(Reuters) - With three major championships to his name, Vijay Singh rarely feels the need to prove himself on a golf course these days but the former world number one admits to feeling the pressure this week ahead of the Fiji International.
The Florida-based 51-year-old, now in the twilight of his career, has returned to the land of his birth for the first time in eight years for the inaugural $1 million (594 million pounds) tournament, which starts on Thursday at the Natadola Bay Golf Course.
"It's the first time in 35 years that I've played a tournament here," he told a news conference at the course on Wednesday.
"I'm excited to play here, there's going to be a lot of pressure trying to play here and win.
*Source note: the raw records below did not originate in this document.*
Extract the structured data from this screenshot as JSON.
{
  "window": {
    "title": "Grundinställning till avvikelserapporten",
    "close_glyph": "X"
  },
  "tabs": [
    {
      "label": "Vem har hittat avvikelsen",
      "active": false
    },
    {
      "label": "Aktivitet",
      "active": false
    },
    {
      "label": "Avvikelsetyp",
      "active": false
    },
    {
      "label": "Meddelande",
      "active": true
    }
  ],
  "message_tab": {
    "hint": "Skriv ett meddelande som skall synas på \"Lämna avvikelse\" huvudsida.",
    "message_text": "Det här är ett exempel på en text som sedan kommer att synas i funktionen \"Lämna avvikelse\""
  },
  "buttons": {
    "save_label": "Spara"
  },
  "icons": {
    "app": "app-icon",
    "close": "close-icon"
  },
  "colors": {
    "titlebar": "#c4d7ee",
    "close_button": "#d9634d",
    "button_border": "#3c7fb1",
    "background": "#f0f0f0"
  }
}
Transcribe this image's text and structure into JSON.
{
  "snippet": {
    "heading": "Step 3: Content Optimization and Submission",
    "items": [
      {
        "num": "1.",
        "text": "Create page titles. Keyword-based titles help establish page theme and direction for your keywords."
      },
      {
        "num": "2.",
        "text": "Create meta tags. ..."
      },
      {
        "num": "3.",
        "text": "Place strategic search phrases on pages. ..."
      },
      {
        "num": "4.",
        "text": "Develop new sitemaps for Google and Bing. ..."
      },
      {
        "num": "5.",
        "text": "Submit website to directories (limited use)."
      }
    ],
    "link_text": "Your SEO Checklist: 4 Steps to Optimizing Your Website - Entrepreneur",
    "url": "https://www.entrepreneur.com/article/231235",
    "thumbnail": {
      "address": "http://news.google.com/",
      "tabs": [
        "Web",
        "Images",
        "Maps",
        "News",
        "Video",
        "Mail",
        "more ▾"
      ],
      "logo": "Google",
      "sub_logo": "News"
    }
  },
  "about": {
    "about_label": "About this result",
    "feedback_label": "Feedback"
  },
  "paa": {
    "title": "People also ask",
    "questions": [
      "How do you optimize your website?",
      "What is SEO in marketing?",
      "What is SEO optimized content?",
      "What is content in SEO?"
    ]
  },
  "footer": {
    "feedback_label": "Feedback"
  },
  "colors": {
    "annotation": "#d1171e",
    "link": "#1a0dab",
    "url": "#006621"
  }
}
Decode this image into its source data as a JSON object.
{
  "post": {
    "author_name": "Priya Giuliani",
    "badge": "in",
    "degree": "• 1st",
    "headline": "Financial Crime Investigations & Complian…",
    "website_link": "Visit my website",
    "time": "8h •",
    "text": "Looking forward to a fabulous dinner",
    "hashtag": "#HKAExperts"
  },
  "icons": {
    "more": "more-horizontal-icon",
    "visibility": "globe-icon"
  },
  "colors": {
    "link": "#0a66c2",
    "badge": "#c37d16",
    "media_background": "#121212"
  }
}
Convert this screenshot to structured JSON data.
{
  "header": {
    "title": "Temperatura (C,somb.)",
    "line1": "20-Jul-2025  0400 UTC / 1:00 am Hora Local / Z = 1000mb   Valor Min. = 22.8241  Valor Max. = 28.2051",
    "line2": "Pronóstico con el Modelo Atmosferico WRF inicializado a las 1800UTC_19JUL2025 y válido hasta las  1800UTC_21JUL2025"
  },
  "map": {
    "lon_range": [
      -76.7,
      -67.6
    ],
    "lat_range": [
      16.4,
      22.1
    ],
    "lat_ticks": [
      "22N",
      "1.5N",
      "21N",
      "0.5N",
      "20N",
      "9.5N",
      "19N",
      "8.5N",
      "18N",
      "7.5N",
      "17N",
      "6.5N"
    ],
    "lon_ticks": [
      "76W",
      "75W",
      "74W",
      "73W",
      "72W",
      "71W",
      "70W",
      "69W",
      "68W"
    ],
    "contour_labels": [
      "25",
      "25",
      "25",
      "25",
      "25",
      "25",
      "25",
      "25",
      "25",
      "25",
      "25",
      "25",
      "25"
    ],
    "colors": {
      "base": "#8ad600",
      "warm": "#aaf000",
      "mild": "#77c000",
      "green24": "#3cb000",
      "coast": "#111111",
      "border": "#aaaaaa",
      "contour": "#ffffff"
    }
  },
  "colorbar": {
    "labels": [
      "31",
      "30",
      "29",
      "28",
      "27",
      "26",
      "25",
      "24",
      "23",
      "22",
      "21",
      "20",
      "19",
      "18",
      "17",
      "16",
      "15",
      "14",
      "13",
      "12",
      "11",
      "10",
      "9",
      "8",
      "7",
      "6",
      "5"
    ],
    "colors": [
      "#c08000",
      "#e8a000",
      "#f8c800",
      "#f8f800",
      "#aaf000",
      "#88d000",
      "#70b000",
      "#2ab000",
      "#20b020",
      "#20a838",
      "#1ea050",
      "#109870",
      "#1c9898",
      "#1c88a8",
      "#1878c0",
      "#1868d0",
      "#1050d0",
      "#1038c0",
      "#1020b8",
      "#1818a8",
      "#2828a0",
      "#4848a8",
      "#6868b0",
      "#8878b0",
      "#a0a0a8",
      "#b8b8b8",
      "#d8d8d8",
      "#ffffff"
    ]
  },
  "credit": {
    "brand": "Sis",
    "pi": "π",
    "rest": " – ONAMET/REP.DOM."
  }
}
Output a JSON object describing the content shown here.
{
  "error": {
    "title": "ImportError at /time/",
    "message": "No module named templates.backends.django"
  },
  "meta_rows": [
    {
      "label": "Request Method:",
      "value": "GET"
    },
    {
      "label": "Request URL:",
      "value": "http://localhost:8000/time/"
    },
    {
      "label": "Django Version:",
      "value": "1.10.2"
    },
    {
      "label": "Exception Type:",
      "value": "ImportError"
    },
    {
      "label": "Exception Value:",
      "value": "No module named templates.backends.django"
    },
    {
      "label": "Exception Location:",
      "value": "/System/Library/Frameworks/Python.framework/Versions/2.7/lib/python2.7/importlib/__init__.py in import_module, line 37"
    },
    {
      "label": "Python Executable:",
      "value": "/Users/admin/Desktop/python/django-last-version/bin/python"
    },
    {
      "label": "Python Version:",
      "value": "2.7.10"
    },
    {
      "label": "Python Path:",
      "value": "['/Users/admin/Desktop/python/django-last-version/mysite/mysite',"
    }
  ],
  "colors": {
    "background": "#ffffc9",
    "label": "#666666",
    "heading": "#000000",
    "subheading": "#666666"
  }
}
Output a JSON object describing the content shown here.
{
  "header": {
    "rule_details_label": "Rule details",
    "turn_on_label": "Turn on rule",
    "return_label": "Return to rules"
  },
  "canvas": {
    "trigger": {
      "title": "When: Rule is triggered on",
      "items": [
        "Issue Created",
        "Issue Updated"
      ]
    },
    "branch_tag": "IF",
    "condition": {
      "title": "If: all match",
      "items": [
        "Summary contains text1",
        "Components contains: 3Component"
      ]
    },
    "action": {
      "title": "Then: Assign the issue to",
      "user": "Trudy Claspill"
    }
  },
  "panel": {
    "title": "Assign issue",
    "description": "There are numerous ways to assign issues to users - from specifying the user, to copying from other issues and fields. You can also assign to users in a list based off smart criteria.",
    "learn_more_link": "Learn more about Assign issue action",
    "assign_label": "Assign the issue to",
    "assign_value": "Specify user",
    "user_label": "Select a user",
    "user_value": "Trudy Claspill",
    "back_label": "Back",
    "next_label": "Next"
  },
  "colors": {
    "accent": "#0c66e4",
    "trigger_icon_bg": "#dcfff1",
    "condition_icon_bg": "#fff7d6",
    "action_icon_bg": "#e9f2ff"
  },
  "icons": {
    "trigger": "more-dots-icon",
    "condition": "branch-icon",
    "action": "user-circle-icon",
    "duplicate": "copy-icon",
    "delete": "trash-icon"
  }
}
"I'm going to try and win this tournament and play the best I can, so that's the pressure I have to deal with."
Victory at the tournament, co-sanctioned by the Australian PGA and the OneAsia tour, would give Singh a first title in six years and if he fails to win, it will not be because he is unfamiliar with the course.
Singh returned to the island nation after a break of nine years in 2005 to design it, taking the opportunity to appeal for the indigenous Fijians and ethnic Indians to live together in harmony after years of communal tension.
"A lot more people recognise me this time around than when I came here before to build the golf course," he added.
"And it was nice. I rode around my old stomping grounds, where I grew up, the golf course where I grew up, the house where I grew up and it was nice."
Singh's last professional wins came in 2008 but he showed some of the form which made him number one for 32 weeks in 2004 and 2005 when he finished tied for 36th place at last week's U.S. PGA Championships in Louisville, Kentucky.
With two U.S. PGA triumphs and one U.S. Masters win among more than 50 career titles, Singh is without doubt his country's most successful sportsman.
He hopes the arrival of international golf will inspire young Fijians to follow in his footsteps and to that end was disappointed that local golfers were forced to go through a special qualifying event.
"I was very surprised about that," he said. "I think they should have given the Fiji local golfers at least five spots without qualifying.
"It is a tournament in Fiji and in any other country they would give five to 10 spots to the local golfers."
Singh's brother Krishna will tee off on Thursday, however, which only adds to the sense of the familiarity for the 28-times winner on the U.S. PGA Tour.
"Everyone seems to be like family again, I meet somebody and they remember me from 15 years," he added.
"Hopefully they come out here and watch me play. It's not too many years left for me to go out here and play at the level I can play and win golf tournaments."
(Reporting by Nick Mulvenney; Editing by John O'Brien)